Leaning casually back in the chair with her perfect, black, stiletto heels crossed on the top of the impressive gold desk was a woman, her make-up and features model perfect. Her long, blonde hair was neatly pulled back in a high ponytail.
She wore a white, button-down shirt that barely closed over her ample breasts and a black pencil skirt. The man eyed the woman and followed the lean curve of her legs to her thigh, revealing the lace at the top of her thigh-high, silk stockings.
She looked like an angel in the otherwise hellish nightmare. She could have been his angel sent from heaven to save his damned soul.
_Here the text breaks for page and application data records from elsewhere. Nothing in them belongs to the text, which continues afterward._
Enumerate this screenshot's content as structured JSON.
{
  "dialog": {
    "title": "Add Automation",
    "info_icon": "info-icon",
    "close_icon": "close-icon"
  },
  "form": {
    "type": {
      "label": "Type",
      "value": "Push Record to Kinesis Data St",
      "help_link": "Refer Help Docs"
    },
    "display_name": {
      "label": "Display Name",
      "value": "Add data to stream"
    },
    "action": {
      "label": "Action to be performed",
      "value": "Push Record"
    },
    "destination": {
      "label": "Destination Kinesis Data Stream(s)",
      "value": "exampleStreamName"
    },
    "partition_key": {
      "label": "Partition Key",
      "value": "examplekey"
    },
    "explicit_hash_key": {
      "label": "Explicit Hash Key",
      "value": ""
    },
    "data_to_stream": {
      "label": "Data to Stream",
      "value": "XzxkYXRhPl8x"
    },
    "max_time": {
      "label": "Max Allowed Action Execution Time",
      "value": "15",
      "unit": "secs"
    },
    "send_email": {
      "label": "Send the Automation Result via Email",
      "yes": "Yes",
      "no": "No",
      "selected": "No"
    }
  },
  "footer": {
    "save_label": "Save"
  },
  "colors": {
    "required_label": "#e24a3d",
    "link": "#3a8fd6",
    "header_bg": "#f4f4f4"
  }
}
But, the fiery glint in her deep brown eyes led him to believe she was anything but the angel he saw seated before him.
She stood as they walked in, giving the creature that dragged his chain a devilish and familiar smile.
“Hello, Harbinger.” Her voice was sultry and oozed sex.
The Harbinger slipped the end of the chain over a six foot tall spike in the ground. “Hello, Pesta. Where’s my payment?”
Pesta tossed a sack of gold onto her desk, continuing to eye the Harbinger that stood in front of her. He reached for the sack of gold but was intercepted by her hand running up the length of his muscular, tattooed arm.
“I’m sure you’ve had a long, hard journey, wouldn’t you rather something a bit softer and hotter than gold to soothe your weary bones? The offer of my bed isn’t something I give to just any…man.” She ran her tongue over her perfect, red, glossy lips.
“I’ve told you before, Pesta, I never mix business with pleasure.” With that, he picked up his bag of gold and turned to leave.
The man he had brought in stepped in front of him, a feeble attempt to block his path. The Harbinger raised his arm to backhand the man out of his way.
The man quickly whispered into the Harbinger’s ear words he never thought he would hear—an offer too good to turn down.
“What’s your name human?”
“It was Laird.”
With his arm poised to strike, he instead flicked the chain off of the spike, leaving the man free to escape into an eternity of pain. The man stood still for a heartbeat, staring into the Harbinger’s still blue eyes. “Well, Laird, I would run if I were you, she’s not as angelic as she looks.”
The Harbinger casually walked out of the tent, past the gate, and back to the ferry, holding out the coin that floated above his hand to Charon. As the ferry drifted back toward the River Styx, he heard Pesta screaming for someone to stop the man that now ran past the boned gate and into the fiery landscape.
Timoteus folded his wings against his back and relaxed himself into the ferry as it floated back through the fiery river. He reflected on what that man had said. A female Harbinger had never existed, yet he was intrigued by his statement. “Her name is Jenna, she’s one of you.”